PROBLEM TO WORK ON:
Restate the whole listing exactly, leaving nothing out.

SUPPLIED RECORDS:
* * * * * * *
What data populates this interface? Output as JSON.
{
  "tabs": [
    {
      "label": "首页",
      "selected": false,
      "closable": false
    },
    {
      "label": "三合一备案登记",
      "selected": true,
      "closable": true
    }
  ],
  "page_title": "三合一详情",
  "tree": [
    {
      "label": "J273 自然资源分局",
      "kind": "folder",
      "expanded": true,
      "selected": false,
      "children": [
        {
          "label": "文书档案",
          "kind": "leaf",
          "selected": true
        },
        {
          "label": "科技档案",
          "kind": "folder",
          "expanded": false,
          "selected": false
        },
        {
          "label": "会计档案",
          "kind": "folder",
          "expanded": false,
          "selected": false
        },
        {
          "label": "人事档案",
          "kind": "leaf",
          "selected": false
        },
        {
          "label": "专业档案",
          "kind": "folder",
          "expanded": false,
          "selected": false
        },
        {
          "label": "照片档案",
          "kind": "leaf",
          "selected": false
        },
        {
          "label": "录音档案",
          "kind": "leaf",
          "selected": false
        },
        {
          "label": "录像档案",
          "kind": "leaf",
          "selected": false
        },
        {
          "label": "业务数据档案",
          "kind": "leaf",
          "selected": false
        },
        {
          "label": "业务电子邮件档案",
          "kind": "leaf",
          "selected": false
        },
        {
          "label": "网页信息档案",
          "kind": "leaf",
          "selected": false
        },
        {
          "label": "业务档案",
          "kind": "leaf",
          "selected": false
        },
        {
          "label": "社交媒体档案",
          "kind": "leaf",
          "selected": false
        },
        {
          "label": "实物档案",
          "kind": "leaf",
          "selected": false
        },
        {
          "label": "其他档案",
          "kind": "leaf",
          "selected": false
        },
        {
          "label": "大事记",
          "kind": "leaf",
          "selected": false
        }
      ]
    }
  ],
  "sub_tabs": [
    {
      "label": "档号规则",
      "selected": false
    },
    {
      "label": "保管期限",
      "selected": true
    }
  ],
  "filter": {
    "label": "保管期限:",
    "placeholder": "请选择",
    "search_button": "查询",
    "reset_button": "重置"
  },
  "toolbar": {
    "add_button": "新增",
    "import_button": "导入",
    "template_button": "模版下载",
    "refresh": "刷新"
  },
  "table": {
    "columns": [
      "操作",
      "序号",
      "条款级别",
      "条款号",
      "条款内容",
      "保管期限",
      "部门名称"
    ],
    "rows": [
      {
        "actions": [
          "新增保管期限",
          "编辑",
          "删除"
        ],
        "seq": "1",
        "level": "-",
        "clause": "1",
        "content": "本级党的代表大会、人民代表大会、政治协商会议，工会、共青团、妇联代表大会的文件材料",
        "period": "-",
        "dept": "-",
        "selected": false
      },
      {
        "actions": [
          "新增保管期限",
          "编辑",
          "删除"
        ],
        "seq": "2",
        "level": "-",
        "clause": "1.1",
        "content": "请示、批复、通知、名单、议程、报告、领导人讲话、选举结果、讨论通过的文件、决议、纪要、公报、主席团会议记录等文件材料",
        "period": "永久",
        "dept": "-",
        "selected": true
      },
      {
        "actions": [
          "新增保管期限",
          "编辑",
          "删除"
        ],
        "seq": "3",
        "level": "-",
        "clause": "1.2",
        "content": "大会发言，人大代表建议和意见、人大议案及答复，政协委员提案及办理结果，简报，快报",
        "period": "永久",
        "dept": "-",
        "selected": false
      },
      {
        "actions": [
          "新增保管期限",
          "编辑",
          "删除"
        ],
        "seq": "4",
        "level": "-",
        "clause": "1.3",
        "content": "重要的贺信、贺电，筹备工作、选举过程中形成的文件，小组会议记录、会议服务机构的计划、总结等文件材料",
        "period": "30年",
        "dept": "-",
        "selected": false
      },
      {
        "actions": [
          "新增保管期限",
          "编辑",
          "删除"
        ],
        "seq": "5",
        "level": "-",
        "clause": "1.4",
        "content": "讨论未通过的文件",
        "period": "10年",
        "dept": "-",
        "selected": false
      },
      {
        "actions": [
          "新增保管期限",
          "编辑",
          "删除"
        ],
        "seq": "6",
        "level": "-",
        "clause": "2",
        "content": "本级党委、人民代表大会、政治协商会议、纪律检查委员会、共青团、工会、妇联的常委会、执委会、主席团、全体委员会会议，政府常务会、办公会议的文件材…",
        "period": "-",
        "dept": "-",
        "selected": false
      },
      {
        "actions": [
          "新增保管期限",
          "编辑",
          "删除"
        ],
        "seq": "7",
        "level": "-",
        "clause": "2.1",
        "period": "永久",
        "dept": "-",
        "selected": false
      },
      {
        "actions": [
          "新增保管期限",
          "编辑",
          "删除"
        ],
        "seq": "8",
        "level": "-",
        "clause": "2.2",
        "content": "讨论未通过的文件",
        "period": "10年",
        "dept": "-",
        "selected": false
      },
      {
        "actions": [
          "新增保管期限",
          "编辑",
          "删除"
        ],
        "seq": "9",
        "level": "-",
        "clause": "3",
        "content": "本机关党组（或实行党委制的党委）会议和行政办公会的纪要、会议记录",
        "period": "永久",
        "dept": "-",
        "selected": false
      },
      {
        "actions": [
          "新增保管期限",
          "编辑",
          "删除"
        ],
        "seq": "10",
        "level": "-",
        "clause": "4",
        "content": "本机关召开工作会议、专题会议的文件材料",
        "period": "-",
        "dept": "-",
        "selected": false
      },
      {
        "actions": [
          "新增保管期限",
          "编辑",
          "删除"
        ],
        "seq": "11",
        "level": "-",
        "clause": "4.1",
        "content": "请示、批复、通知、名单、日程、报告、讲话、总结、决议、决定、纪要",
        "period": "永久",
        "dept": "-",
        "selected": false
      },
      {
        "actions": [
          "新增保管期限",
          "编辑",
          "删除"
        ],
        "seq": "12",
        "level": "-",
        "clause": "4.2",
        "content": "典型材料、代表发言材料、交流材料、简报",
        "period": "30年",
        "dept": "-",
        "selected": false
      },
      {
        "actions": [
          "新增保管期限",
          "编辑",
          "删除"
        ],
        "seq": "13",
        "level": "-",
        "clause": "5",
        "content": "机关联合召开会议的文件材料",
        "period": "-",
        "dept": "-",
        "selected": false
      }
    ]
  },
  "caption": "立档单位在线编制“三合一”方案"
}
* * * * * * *
REPLY TO THE TASK:
What data populates this interface? Output as JSON.
{
  "tabs": [
    {
      "label": "首页",
      "selected": false,
      "closable": false
    },
    {
      "label": "三合一备案登记",
      "selected": true,
      "closable": true
    }
  ],
  "page_title": "三合一详情",
  "tree": [
    {
      "label": "J273 自然资源分局",
      "kind": "folder",
      "expanded": true,
      "selected": false,
      "children": [
        {
          "label": "文书档案",
          "kind": "leaf",
          "selected": true
        },
        {
          "label": "科技档案",
          "kind": "folder",
          "expanded": false,
          "selected": false
        },
        {
          "label": "会计档案",
          "kind": "folder",
          "expanded": false,
          "selected": false
        },
        {
          "label": "人事档案",
          "kind": "leaf",
          "selected": false
        },
        {
          "label": "专业档案",
          "kind": "folder",
          "expanded": false,
          "selected": false
        },
        {
          "label": "照片档案",
          "kind": "leaf",
          "selected": false
        },
        {
          "label": "录音档案",
          "kind": "leaf",
          "selected": false
        },
        {
          "label": "录像档案",
          "kind": "leaf",
          "selected": false
        },
        {
          "label": "业务数据档案",
          "kind": "leaf",
          "selected": false
        },
        {
          "label": "业务电子邮件档案",
          "kind": "leaf",
          "selected": false
        },
        {
          "label": "网页信息档案",
          "kind": "leaf",
          "selected": false
        },
        {
          "label": "业务档案",
          "kind": "leaf",
          "selected": false
        },
        {
          "label": "社交媒体档案",
          "kind": "leaf",
          "selected": false
        },
        {
          "label": "实物档案",
          "kind": "leaf",
          "selected": false
        },
        {
          "label": "其他档案",
          "kind": "leaf",
          "selected": false
        },
        {
          "label": "大事记",
          "kind": "leaf",
          "selected": false
        }
      ]
    }
  ],
  "sub_tabs": [
    {
      "label": "档号规则",
      "selected": false
    },
    {
      "label": "保管期限",
      "selected": true
    }
  ],
  "filter": {
    "label": "保管期限:",
    "placeholder": "请选择",
    "search_button": "查询",
    "reset_button": "重置"
  },
  "toolbar": {
    "add_button": "新增",
    "import_button": "导入",
    "template_button": "模版下载",
    "refresh": "刷新"
  },
  "table": {
    "columns": [
      "操作",
      "序号",
      "条款级别",
      "条款号",
      "条款内容",
      "保管期限",
      "部门名称"
    ],
    "rows": [
      {
        "actions": [
          "新增保管期限",
          "编辑",
          "删除"
        ],
        "seq": "1",
        "level": "-",
        "clause": "1",
        "content": "本级党的代表大会、人民代表大会、政治协商会议，工会、共青团、妇联代表大会的文件材料",
        "period": "-",
        "dept": "-",
        "selected": false
      },
      {
        "actions": [
          "新增保管期限",
          "编辑",
          "删除"
        ],
        "seq": "2",
        "level": "-",
        "clause": "1.1",
        "content": "请示、批复、通知、名单、议程、报告、领导人讲话、选举结果、讨论通过的文件、决议、纪要、公报、主席团会议记录等文件材料",
        "period": "永久",
        "dept": "-",
        "selected": true
      },
      {
        "actions": [
          "新增保管期限",
          "编辑",
          "删除"
        ],
        "seq": "3",
        "level": "-",
        "clause": "1.2",
        "content": "大会发言，人大代表建议和意见、人大议案及答复，政协委员提案及办理结果，简报，快报",
        "period": "永久",
        "dept": "-",
        "selected": false
      },
      {
        "actions": [
          "新增保管期限",
          "编辑",
          "删除"
        ],
        "seq": "4",
        "level": "-",
        "clause": "1.3",
        "content": "重要的贺信、贺电，筹备工作、选举过程中形成的文件，小组会议记录、会议服务机构的计划、总结等文件材料",
        "period": "30年",
        "dept": "-",
        "selected": false
      },
      {
        "actions": [
          "新增保管期限",
          "编辑",
          "删除"
        ],
        "seq": "5",
        "level": "-",
        "clause": "1.4",
        "content": "讨论未通过的文件",
        "period": "10年",
        "dept": "-",
        "selected": false
      },
      {
        "actions": [
          "新增保管期限",
          "编辑",
          "删除"
        ],
        "seq": "6",
        "level": "-",
        "clause": "2",
        "content": "本级党委、人民代表大会、政治协商会议、纪律检查委员会、共青团、工会、妇联的常委会、执委会、主席团、全体委员会会议，政府常务会、办公会议的文件材…",
        "period": "-",
        "dept": "-",
        "selected": false
      },
      {
        "actions": [
          "新增保管期限",
          "编辑",
          "删除"
        ],
        "seq": "7",
        "level": "-",
        "clause": "2.1",
        "period": "永久",
        "dept": "-",
        "selected": false
      },
      {
        "actions": [
          "新增保管期限",
          "编辑",
          "删除"
        ],
        "seq": "8",
        "level": "-",
        "clause": "2.2",
        "content": "讨论未通过的文件",
        "period": "10年",
        "dept": "-",
        "selected": false
      },
      {
        "actions": [
          "新增保管期限",
          "编辑",
          "删除"
        ],
        "seq": "9",
        "level": "-",
        "clause": "3",
        "content": "本机关党组（或实行党委制的党委）会议和行政办公会的纪要、会议记录",
        "period": "永久",
        "dept": "-",
        "selected": false
      },
      {
        "actions": [
          "新增保管期限",
          "编辑",
          "删除"
        ],
        "seq": "10",
        "level": "-",
        "clause": "4",
        "content": "本机关召开工作会议、专题会议的文件材料",
        "period": "-",
        "dept": "-",
        "selected": false
      },
      {
        "actions": [
          "新增保管期限",
          "编辑",
          "删除"
        ],
        "seq": "11",
        "level": "-",
        "clause": "4.1",
        "content": "请示、批复、通知、名单、日程、报告、讲话、总结、决议、决定、纪要",
        "period": "永久",
        "dept": "-",
        "selected": false
      },
      {
        "actions": [
          "新增保管期限",
          "编辑",
          "删除"
        ],
        "seq": "12",
        "level": "-",
        "clause": "4.2",
        "content": "典型材料、代表发言材料、交流材料、简报",
        "period": "30年",
        "dept": "-",
        "selected": false
      },
      {
        "actions": [
          "新增保管期限",
          "编辑",
          "删除"
        ],
        "seq": "13",
        "level": "-",
        "clause": "5",
        "content": "机关联合召开会议的文件材料",
        "period": "-",
        "dept": "-",
        "selected": false
      }
    ]
  },
  "caption": "立档单位在线编制“三合一”方案"
}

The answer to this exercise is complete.